The Raspberry Pi 3 is the successor to the Raspberry Pi 2. It builds upon the Pi 2 by upgrading the ARM cores to Cortex-A53 and adding an onboard single-band 2.4GHz-only wireless chipset.
The Raspberry Pi 3 measures the same 85.60mm x 53.98mm x 17mm, with a little overlap for the SD card and connectors which project over the edges. The SoC is a Broadcom BCM2837. This contains a quad-core Coretx-A53 running at 1.2GHz and a Videocore 4 GPU.
Note: The Raspberry Pi 3 has higher power requirements than the Raspberry Pi 2. A power supply rated at 2.5A is the official recommendation.

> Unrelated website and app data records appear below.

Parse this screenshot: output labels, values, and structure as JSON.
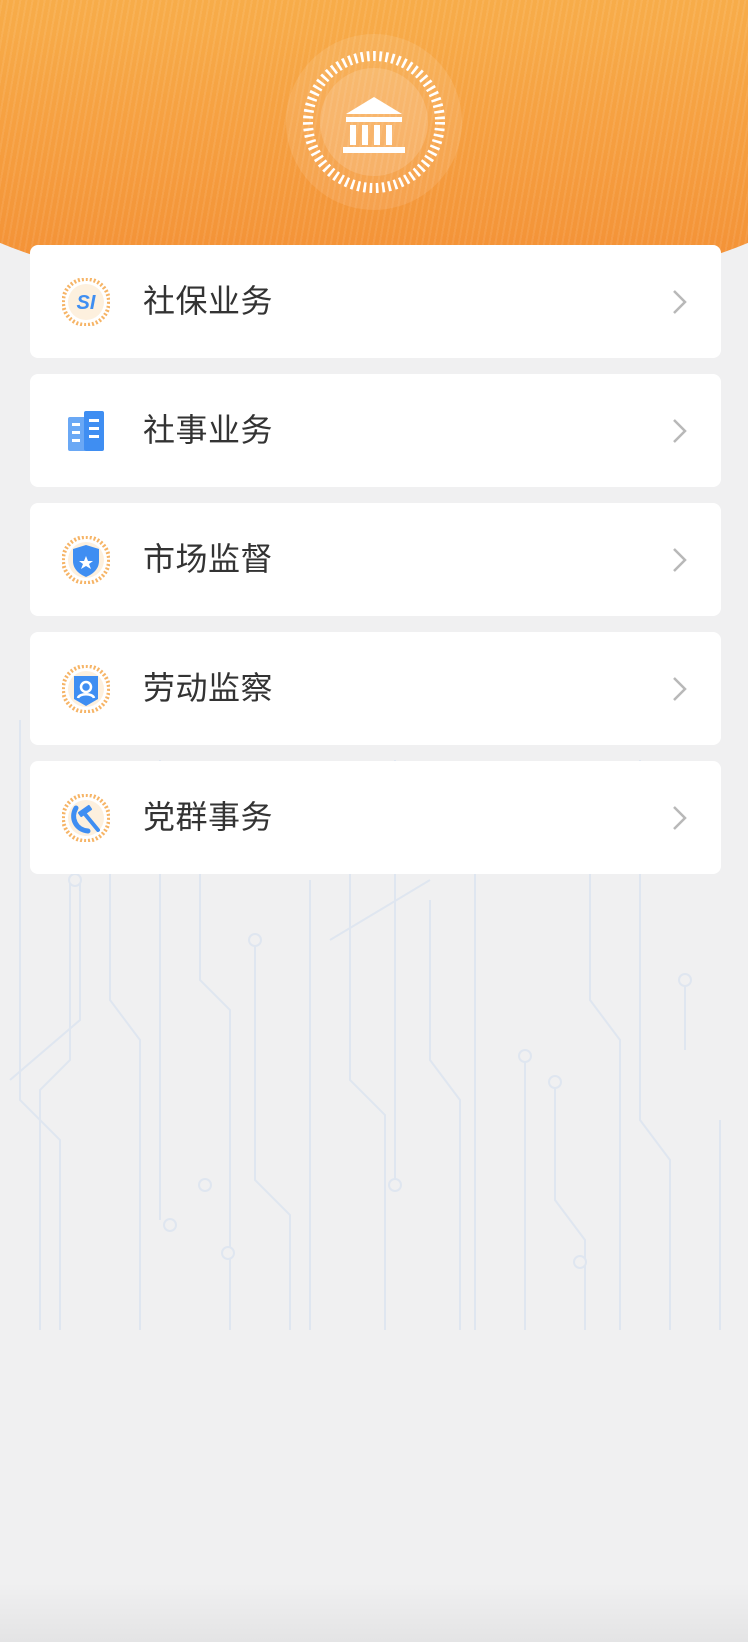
{
  "header": {
    "emblem_icon": "government-building-icon",
    "gradient": [
      "#f9c158",
      "#f38e34"
    ]
  },
  "menu": {
    "items": [
      {
        "label": "社保业务",
        "icon": "social-insurance-icon"
      },
      {
        "label": "社事业务",
        "icon": "office-building-icon"
      },
      {
        "label": "市场监督",
        "icon": "shield-star-icon"
      },
      {
        "label": "劳动监察",
        "icon": "person-badge-icon"
      },
      {
        "label": "党群事务",
        "icon": "hammer-sickle-icon"
      }
    ]
  },
  "colors": {
    "accent": "#f7aa48",
    "card_bg": "#ffffff",
    "page_bg": "#f0f0f1",
    "text": "#333333",
    "chevron": "#b8b8b8",
    "icon_blue": "#3f8ef2"
  }
}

Using an insufficient power supply will result in random, inexplicable errors and filesystem corruption.
This provides the best compatibility with software built around the older revisions of the board, particularly software that requires the vendor libraries.
Replace sdX in the following instructions with the device name for the SD card as it appears on your computer.
mkfs.vfat /dev/sdX1 mkdir boot mount /dev/sdX1 boot
mkfs.ext4 /dev/sdX2 mkdir root mount /dev/sdX2 root
wget http://os.archlinuxarm.org/os/ArchLinuxARM-rpi-2-latest.tar.gz bsdtar -xpf ArchLinuxARM-rpi-2-latest.tar.gz -C root sync
mv root/boot/* boot
umount boot root
This provides an installation using the mainline kernel and U-Boot. There is no support for the vendor-provided libraries, extensions, or related software. Some of the hardware on the board may not work, or it may perform poorly.
Follow the above instructions, substituting with the following tarball:
Copyright ©2009-2017 Arch Linux ARM
The registered trademark Linux® is used pursuant to a sublicense from LMI, the exclusive licensee of Linus Torvalds, owner of the mark on a world-wide basis.
The Arch Linux™ name and logo are used under permission of the Arch Linux Project Lead.